● **Exercise**: Your copy should hold every record exactly and no images.

● **Source data**:
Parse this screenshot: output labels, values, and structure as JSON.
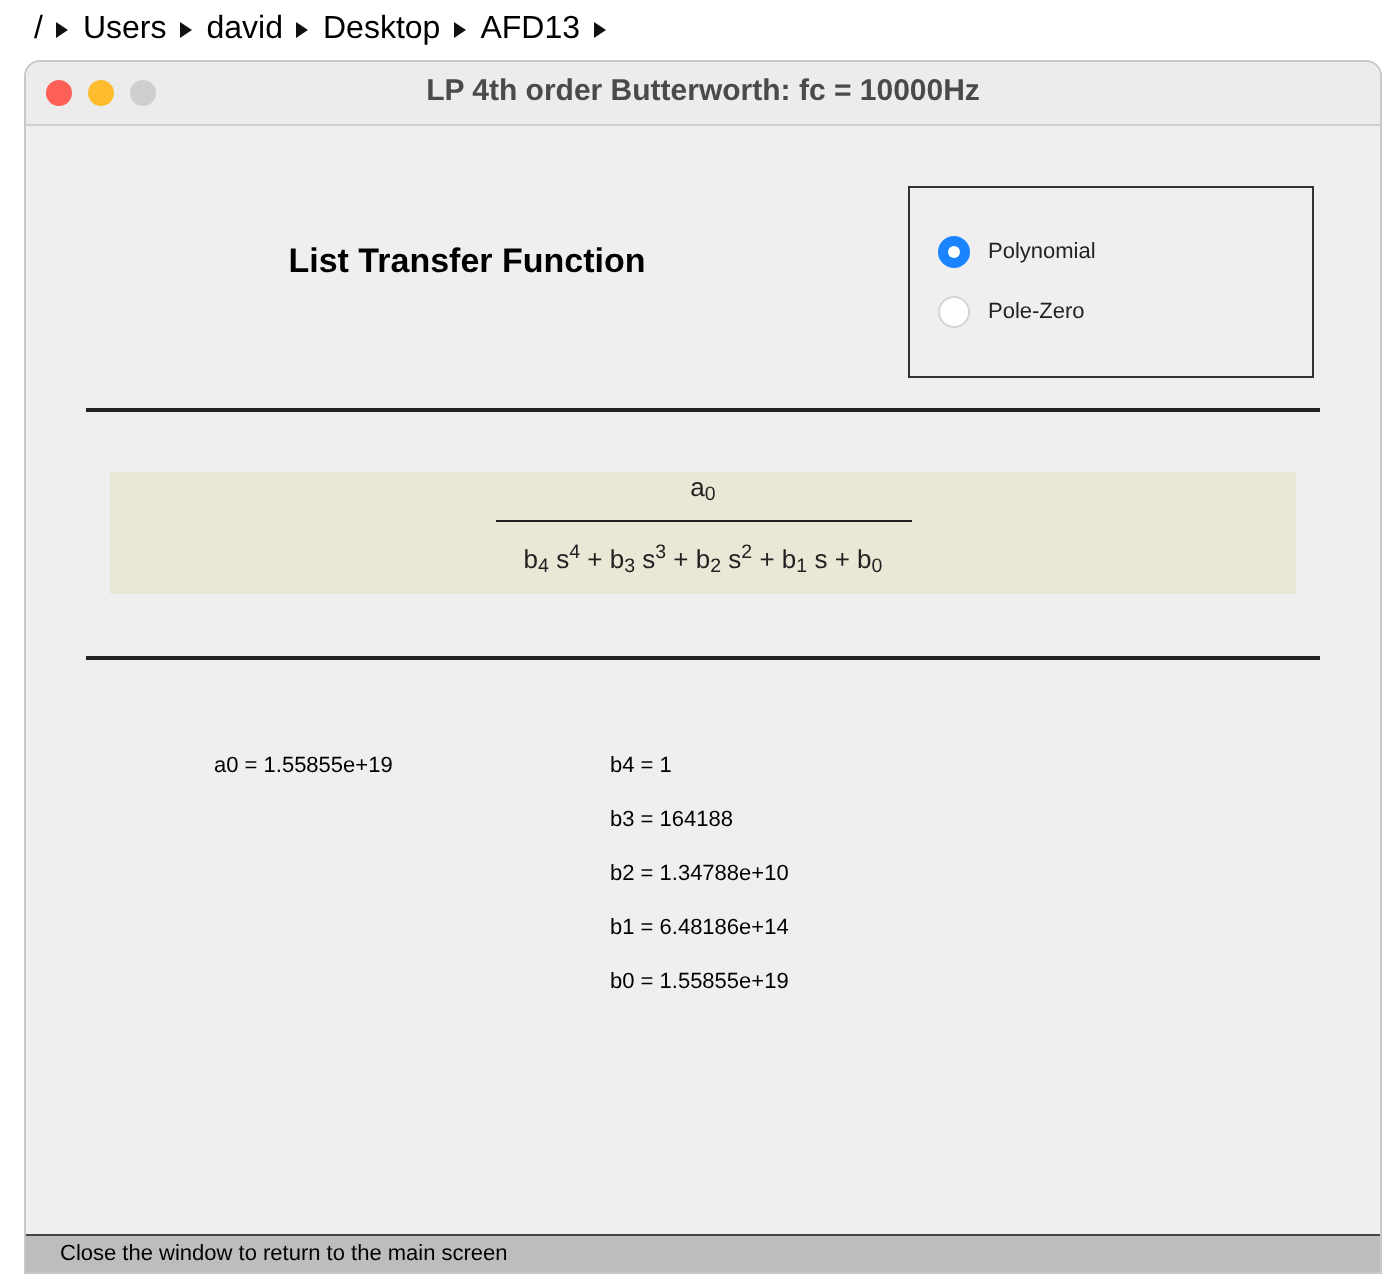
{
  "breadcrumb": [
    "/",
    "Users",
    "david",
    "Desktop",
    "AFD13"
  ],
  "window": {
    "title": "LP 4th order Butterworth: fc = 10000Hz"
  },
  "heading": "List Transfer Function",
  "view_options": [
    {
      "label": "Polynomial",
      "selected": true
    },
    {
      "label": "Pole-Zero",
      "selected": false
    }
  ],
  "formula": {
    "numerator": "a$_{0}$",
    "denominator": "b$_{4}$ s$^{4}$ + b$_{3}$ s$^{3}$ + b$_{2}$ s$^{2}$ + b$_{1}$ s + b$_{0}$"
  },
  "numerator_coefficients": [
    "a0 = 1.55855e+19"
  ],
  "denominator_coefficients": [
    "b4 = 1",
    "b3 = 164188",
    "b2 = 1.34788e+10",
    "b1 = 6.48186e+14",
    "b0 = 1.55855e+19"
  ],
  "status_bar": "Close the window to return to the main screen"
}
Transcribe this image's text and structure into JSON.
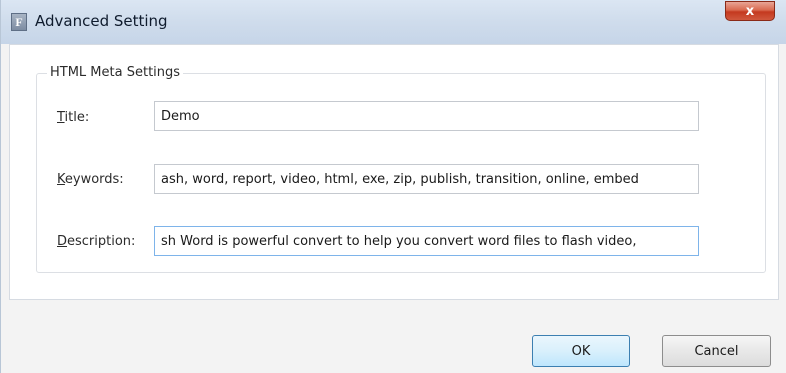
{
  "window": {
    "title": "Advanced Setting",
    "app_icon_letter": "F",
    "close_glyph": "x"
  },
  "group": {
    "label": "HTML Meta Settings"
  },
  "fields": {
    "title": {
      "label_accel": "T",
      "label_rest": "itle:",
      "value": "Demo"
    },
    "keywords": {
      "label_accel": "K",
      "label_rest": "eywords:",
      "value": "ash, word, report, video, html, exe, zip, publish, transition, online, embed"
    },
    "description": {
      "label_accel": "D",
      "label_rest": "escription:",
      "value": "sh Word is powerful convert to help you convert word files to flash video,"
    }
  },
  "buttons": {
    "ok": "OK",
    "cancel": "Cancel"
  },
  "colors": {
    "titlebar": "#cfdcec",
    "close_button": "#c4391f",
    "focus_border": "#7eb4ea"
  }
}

● **Exercise result**:
Parse this screenshot: output labels, values, and structure as JSON.
{
  "breadcrumb": [
    "/",
    "Users",
    "david",
    "Desktop",
    "AFD13"
  ],
  "window": {
    "title": "LP 4th order Butterworth: fc = 10000Hz"
  },
  "heading": "List Transfer Function",
  "view_options": [
    {
      "label": "Polynomial",
      "selected": true
    },
    {
      "label": "Pole-Zero",
      "selected": false
    }
  ],
  "formula": {
    "numerator": "a$_{0}$",
    "denominator": "b$_{4}$ s$^{4}$ + b$_{3}$ s$^{3}$ + b$_{2}$ s$^{2}$ + b$_{1}$ s + b$_{0}$"
  },
  "numerator_coefficients": [
    "a0 = 1.55855e+19"
  ],
  "denominator_coefficients": [
    "b4 = 1",
    "b3 = 164188",
    "b2 = 1.34788e+10",
    "b1 = 6.48186e+14",
    "b0 = 1.55855e+19"
  ],
  "status_bar": "Close the window to return to the main screen"
}
Transcribe this image's text and structure into JSON.
{
  "window": {
    "title": "Advanced Setting",
    "app_icon_letter": "F",
    "close_glyph": "x"
  },
  "group": {
    "label": "HTML Meta Settings"
  },
  "fields": {
    "title": {
      "label_accel": "T",
      "label_rest": "itle:",
      "value": "Demo"
    },
    "keywords": {
      "label_accel": "K",
      "label_rest": "eywords:",
      "value": "ash, word, report, video, html, exe, zip, publish, transition, online, embed"
    },
    "description": {
      "label_accel": "D",
      "label_rest": "escription:",
      "value": "sh Word is powerful convert to help you convert word files to flash video,"
    }
  },
  "buttons": {
    "ok": "OK",
    "cancel": "Cancel"
  },
  "colors": {
    "titlebar": "#cfdcec",
    "close_button": "#c4391f",
    "focus_border": "#7eb4ea"
  }
}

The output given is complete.